I long ago mentioned that perhaps there would be, fantastical as it may seem, a return to Zoroastrianism in Iran. This return would not be based on anything intrinsically attractive about that faith, but rather on the fact that it was Persian, Iranian, before Islam (the “gift of the Arabs”) came along to dislodge it and to send into exile some Zoroastrians (who in India were known as the Parsis, or Persians), and to reduce the dwindling remaining population of Zoroastrians to a status of dhimmi. That status was written about, and then observed close up, by the British historian of Zoroastrianism Mary Boyd.
In exile, Iranians are often quite different from Arabs. They are much more open, much less hysterically wedded to defending Islam. Alone among the Muslim countries of the Middle East, Iran has a long and separate existence; it is not merely one of those countries that we call “a tribe with a flag.”
If anything is to be salvaged from the nonstop viciousness of the Khomeini regime, and that of Khomeini’s epigones, it is that damage has been done, among thinking Iranians both in exile, and in Iran, to the status of Islam.

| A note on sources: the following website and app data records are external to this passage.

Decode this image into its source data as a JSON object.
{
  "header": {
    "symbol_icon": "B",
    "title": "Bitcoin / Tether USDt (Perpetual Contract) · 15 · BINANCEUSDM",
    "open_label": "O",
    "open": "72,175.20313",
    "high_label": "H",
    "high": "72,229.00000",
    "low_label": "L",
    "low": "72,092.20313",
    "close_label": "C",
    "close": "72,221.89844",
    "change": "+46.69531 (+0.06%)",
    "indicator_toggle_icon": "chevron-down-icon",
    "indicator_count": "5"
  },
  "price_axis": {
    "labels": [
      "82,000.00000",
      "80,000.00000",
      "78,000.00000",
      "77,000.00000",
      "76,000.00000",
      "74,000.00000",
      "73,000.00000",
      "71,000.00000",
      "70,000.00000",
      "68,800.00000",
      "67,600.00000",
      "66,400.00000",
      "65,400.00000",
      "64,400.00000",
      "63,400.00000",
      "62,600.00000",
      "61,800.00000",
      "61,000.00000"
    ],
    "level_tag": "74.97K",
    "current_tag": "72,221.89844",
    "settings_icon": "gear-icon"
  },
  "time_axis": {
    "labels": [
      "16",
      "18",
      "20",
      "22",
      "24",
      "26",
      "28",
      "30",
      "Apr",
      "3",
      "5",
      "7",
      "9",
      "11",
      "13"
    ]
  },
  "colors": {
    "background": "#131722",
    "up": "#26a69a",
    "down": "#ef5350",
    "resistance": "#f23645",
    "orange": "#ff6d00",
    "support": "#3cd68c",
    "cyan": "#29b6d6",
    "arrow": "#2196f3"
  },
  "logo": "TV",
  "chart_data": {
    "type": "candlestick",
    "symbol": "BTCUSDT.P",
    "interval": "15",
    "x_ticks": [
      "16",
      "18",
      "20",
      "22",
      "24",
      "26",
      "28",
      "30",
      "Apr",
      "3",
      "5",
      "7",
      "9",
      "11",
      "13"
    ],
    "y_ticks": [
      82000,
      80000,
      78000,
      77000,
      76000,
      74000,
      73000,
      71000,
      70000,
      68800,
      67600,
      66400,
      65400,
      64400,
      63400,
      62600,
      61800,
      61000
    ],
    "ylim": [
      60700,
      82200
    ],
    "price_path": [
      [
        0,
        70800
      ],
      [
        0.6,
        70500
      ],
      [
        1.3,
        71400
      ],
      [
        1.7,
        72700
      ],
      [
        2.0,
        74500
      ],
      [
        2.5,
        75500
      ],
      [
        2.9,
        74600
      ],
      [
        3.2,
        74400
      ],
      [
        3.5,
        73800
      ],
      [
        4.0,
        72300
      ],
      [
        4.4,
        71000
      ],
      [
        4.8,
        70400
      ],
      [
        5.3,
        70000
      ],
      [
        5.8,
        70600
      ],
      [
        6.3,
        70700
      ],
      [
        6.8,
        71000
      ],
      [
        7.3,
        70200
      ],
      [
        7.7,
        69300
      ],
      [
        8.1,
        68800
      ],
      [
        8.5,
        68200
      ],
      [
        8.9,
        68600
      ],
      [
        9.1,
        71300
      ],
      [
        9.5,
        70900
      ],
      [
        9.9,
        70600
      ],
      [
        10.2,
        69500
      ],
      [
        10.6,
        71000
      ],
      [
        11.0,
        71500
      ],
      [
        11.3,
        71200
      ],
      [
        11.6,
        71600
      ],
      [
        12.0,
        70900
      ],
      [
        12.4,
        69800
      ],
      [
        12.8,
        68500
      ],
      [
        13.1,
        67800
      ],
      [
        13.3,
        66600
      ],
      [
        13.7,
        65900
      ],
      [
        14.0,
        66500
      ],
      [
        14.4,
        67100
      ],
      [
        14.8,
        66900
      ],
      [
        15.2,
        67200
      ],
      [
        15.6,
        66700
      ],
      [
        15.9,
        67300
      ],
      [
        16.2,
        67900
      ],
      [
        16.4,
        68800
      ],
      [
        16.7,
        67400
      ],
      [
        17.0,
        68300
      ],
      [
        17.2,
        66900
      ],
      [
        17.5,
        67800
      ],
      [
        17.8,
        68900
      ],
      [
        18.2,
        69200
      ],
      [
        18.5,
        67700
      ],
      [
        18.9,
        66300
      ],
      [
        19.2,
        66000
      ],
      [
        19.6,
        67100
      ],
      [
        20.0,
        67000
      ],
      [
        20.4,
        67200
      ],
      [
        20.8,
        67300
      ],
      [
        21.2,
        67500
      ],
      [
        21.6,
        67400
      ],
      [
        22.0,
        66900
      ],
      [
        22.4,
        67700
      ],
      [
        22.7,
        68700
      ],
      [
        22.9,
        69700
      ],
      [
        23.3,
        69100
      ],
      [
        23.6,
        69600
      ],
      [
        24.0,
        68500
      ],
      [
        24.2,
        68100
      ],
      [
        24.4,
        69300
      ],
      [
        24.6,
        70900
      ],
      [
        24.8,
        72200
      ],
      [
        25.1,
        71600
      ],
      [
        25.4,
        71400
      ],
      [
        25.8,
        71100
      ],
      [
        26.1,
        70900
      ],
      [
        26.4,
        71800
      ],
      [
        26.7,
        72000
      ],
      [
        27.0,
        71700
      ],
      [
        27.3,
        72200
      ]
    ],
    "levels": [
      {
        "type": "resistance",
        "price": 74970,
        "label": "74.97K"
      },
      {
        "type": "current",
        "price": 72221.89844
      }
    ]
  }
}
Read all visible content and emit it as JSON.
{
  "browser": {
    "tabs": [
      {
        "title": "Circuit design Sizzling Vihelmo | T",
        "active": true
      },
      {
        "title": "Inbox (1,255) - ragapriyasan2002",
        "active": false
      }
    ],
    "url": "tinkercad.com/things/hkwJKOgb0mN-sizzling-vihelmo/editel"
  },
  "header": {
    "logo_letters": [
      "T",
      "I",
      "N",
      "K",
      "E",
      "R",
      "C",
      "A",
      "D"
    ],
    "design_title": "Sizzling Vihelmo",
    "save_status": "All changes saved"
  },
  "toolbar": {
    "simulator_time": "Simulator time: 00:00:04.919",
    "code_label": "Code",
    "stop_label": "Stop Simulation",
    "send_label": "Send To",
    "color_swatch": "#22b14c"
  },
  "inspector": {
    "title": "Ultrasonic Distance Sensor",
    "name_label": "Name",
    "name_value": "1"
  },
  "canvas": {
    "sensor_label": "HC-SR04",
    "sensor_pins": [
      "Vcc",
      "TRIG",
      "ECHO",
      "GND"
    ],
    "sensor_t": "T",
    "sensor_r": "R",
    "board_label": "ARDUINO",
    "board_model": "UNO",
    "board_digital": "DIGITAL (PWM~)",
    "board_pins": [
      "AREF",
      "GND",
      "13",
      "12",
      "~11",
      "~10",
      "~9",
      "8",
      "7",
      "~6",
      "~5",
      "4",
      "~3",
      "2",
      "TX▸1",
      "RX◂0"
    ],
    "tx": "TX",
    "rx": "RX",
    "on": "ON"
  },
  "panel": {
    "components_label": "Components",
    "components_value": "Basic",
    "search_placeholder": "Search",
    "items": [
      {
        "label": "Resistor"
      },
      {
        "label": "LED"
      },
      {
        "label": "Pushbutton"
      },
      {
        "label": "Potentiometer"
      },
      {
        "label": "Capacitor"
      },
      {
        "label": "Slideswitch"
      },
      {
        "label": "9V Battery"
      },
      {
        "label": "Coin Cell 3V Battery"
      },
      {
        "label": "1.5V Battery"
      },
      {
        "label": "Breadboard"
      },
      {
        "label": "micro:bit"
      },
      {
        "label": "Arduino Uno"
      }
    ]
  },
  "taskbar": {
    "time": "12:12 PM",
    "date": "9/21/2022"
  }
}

And that is a good thing — for Iran, and for Infidels.
It is unlikely that those countries that are either Arab, or that have nothing but Islam — I am thinking of Pakistan, which was founded, which exists, only because of Islam, to be a “land of the pure” — will be able to create a sufficient number of people who can connect the economic and political and social and moral and intellectual failures of their own states and societies to Islam itself, but those Muslims who possess another identity, a non-Arab identity, can have hope.
And despite the current fanaticism in Iran, if that regime is humiliated and wounded, even if there is a brief period, possibly a few months, of rally-round-the-flag stuff even by Iranians who should know better but cannot help themselves, the Islamic Republic of Iran will be shaken, and permanently weakened. Such a humiliation could take the form of an attack on the nuclear project. After all, if the Islamic Republic of Iran ever does manage to produce such weapons, its prestige among the primitive masses will be sky-high, and the advanced Iranians will — even if today some of them argue against such an attack — find their cause set back, with the most fanatical Muslims safely in the saddle for a long time to come.
That’s not the main reason for making sure that the Islamic Republic of Iran does not manage to produce such weapons. But it is an independent and very good reason: to hasten the day when the hold of Islam over Iran, over Iranians, is shaken sufficiently, so that other possibilities are discussed, are considered, are possibly even taken up.